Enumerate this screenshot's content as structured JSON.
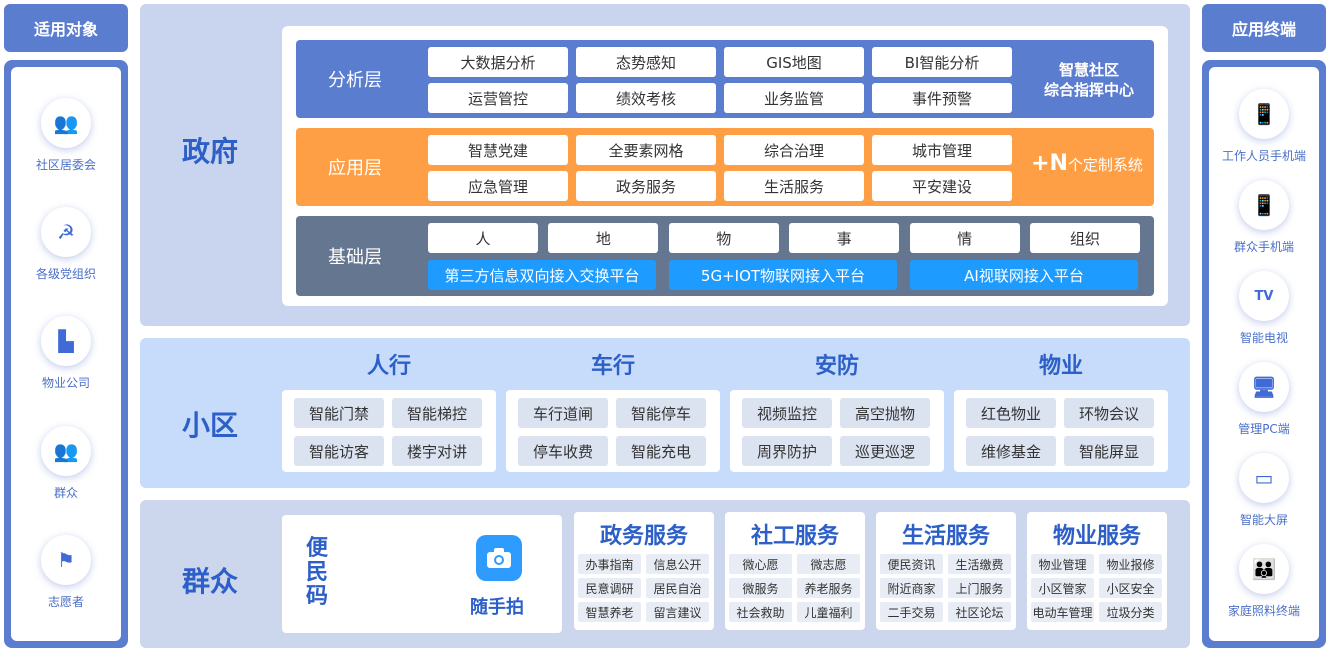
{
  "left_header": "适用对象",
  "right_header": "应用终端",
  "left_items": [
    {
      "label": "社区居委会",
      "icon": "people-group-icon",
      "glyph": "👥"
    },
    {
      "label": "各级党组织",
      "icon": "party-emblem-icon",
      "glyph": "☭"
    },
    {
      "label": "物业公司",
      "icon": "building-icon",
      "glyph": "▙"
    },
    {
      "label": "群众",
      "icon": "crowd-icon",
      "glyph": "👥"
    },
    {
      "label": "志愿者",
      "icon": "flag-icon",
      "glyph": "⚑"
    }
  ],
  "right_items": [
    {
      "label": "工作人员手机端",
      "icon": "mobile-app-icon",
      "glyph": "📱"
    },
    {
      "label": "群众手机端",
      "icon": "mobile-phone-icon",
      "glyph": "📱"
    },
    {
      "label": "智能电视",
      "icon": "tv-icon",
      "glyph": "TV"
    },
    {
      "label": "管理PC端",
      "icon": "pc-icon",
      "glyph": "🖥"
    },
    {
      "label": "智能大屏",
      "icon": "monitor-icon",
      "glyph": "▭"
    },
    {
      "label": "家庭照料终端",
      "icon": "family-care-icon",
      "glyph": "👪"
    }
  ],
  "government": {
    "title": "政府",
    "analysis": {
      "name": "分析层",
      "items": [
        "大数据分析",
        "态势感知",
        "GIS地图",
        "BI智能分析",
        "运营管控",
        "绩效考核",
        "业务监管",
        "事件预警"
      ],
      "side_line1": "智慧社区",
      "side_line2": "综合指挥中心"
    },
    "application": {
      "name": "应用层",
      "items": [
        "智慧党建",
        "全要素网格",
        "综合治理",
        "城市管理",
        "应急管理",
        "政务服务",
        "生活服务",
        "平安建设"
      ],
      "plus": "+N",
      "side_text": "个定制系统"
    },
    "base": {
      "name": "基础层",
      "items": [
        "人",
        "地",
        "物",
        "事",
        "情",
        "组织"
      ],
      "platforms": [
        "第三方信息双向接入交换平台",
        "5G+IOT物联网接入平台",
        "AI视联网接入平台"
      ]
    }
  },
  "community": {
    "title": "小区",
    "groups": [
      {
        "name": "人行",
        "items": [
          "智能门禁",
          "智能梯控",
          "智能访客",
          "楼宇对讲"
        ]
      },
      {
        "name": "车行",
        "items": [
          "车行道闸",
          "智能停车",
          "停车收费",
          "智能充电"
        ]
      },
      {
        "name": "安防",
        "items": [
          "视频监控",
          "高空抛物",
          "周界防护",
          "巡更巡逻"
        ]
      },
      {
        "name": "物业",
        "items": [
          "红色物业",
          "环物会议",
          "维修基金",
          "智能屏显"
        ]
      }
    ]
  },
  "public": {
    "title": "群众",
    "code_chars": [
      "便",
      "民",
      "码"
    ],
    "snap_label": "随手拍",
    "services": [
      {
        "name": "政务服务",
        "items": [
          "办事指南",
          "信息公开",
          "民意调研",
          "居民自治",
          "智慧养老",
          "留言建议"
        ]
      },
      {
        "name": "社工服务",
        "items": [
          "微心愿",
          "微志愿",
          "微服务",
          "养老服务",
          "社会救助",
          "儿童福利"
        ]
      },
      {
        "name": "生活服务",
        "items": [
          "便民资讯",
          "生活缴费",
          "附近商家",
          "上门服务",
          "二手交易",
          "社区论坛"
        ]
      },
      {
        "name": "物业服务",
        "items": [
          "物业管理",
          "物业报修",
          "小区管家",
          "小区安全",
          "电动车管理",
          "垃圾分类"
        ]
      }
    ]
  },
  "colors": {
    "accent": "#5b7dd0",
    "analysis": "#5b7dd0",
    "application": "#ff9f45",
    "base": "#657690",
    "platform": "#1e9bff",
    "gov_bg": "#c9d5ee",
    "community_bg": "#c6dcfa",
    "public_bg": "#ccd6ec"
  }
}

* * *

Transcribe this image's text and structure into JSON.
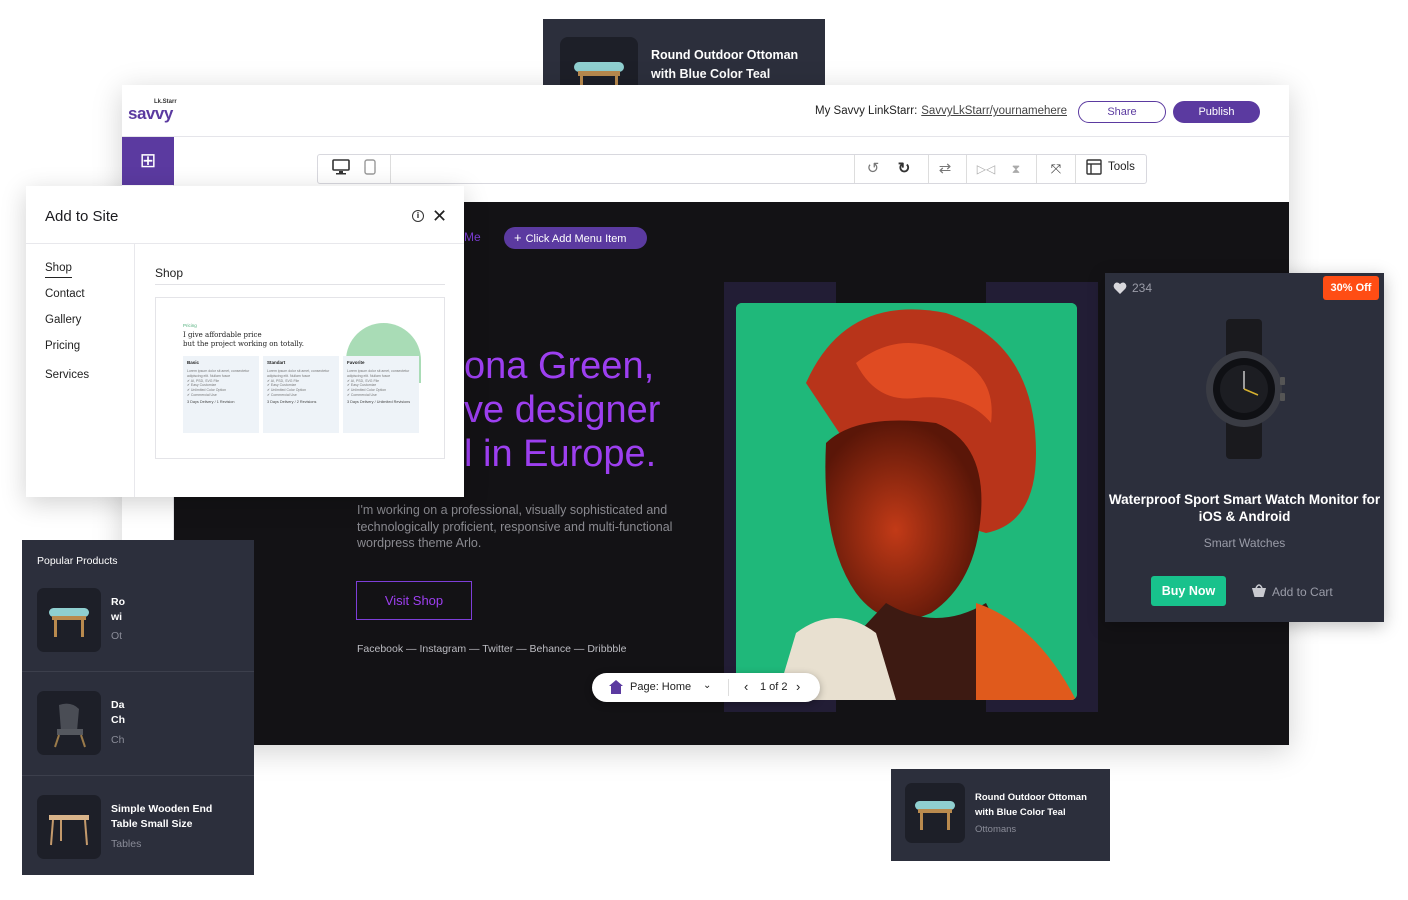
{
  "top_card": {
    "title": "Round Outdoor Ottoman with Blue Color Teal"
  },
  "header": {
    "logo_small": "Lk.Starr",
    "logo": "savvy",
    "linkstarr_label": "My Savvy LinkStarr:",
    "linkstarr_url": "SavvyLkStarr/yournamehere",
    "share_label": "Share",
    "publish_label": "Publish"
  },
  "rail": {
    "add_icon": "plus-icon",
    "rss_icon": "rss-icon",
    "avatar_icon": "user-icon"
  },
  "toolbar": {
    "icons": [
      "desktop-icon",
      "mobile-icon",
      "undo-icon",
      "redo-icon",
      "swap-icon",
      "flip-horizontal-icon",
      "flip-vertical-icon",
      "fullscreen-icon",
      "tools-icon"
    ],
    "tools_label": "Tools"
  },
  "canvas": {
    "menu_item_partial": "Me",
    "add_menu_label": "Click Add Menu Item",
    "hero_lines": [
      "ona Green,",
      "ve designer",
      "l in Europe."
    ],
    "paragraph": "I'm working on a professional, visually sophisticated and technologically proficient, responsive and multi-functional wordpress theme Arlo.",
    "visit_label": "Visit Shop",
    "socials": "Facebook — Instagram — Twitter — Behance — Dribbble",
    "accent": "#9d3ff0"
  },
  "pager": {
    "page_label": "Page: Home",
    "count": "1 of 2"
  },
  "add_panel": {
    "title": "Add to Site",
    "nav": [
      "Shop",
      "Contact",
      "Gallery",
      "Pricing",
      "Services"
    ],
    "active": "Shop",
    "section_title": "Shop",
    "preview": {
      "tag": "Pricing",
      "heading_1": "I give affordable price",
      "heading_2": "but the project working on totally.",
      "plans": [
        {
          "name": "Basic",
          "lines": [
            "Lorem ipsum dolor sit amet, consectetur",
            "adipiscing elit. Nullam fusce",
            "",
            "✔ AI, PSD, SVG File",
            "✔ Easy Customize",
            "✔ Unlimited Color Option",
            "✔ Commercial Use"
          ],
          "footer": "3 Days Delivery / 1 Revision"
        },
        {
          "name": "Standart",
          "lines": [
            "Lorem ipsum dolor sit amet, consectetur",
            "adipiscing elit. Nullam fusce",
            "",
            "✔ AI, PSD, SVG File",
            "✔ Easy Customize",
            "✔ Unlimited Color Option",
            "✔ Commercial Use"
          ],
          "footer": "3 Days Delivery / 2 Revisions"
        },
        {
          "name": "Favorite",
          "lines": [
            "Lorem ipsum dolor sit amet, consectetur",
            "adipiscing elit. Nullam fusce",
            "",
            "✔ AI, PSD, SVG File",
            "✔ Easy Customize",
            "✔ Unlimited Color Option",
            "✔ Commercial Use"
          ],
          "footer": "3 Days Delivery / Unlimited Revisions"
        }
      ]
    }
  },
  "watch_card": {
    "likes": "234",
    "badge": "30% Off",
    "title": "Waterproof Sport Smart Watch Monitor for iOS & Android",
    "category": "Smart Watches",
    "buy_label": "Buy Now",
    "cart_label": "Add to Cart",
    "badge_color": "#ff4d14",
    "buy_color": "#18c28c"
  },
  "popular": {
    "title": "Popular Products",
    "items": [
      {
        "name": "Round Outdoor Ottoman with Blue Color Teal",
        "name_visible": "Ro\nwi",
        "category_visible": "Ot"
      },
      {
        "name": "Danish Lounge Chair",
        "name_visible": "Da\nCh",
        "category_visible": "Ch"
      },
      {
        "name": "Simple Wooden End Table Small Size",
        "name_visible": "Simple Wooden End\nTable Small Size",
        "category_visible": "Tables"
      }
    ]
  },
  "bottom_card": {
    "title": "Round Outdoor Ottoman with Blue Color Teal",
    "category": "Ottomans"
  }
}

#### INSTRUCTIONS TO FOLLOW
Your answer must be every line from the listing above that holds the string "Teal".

#### RESULT FOR THIS EXERCISE
    "title": "Round Outdoor Ottoman with Blue Color Teal"
        "name": "Round Outdoor Ottoman with Blue Color Teal",
    "title": "Round Outdoor Ottoman with Blue Color Teal",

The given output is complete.